Three components of the Housing and Economic Recovery Act of 2008 are likely to have the most direct consumer impact: a Federal Housing Administration program authorized to insure up to $300 billion in refinanced mortgages, new caps on loans that government-sponsored enterprises Fannie Mae and Freddie Mac can buy or back, and $15 billion in housing tax breaks.

The latter two will increase demand for foreclosed homes lingering on the market as the refinancing plan prevents additional ones from reaching that point, said Beth Peerce, treasurer of the California Association of Realtors, a Los Angeles trade group.

Here's how the three components of the law will work and what impact they could have:

-- Certain struggling homeowners will be able to secure cheaper, fixed-rate loans from the FHA pool beginning in October. The agency will guarantee the mortgages if the lender agrees to take significant losses on the original loan and the borrower gives up a portion of the home's future appreciation to the government.
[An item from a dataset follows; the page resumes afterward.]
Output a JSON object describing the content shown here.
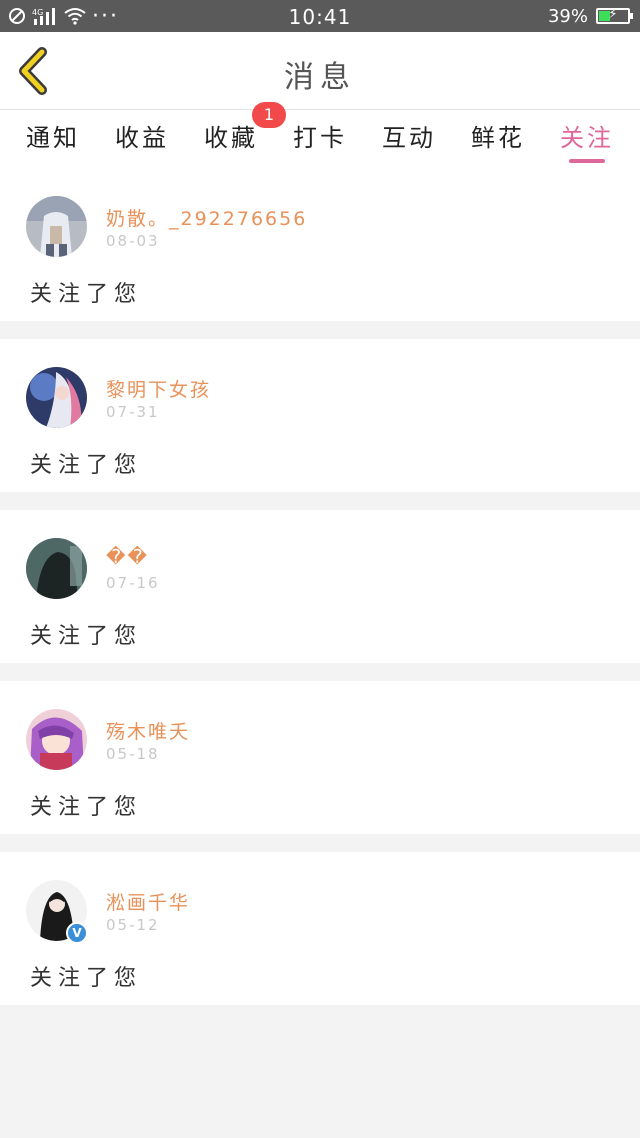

Lenders will often go along with the deal if the only alternative is foreclosure, because they stand to lose the difference between the original loan amount and current value anyway, Adibi said. The limiting factor could be that not every distressed borrower will qualify for a 30-year fixed loan for the necessary value, even with the declines of the last few years.

-- As of Jan. 1, the law will raise the cap on loans that Fannie and Freddie can buy in high cost areas to $625,000, up from $417,000 early this year. That means people trying to buy or refinance a home will often secure a better interest rate on loans up to the conforming amount.

The California real estate industry has long pushed for such a change because home prices here often exceed the limit. It's especially important for first-time buyers, who don't have equity to apply toward the purchase.

"This is a huge step forward for all Californians," said Fred Arnold, president of the California Association of Mortgage Brokers.

Still, he and others had hoped the cap would be set higher still. The new limit would be below the median home price in three of the Bay Area's nine counties - San Francisco, San Mateo and Marin - according to DataQuick Information Systems.

Congress this year temporarily raised limits for conforming loans to $729,750 in high-cost regions. Lenders, however, have typically charged higher interest on such mortgages and the underwriting guidelines made them more difficult to qualify for, Arnold said.

 James Temple sfchronicle.com.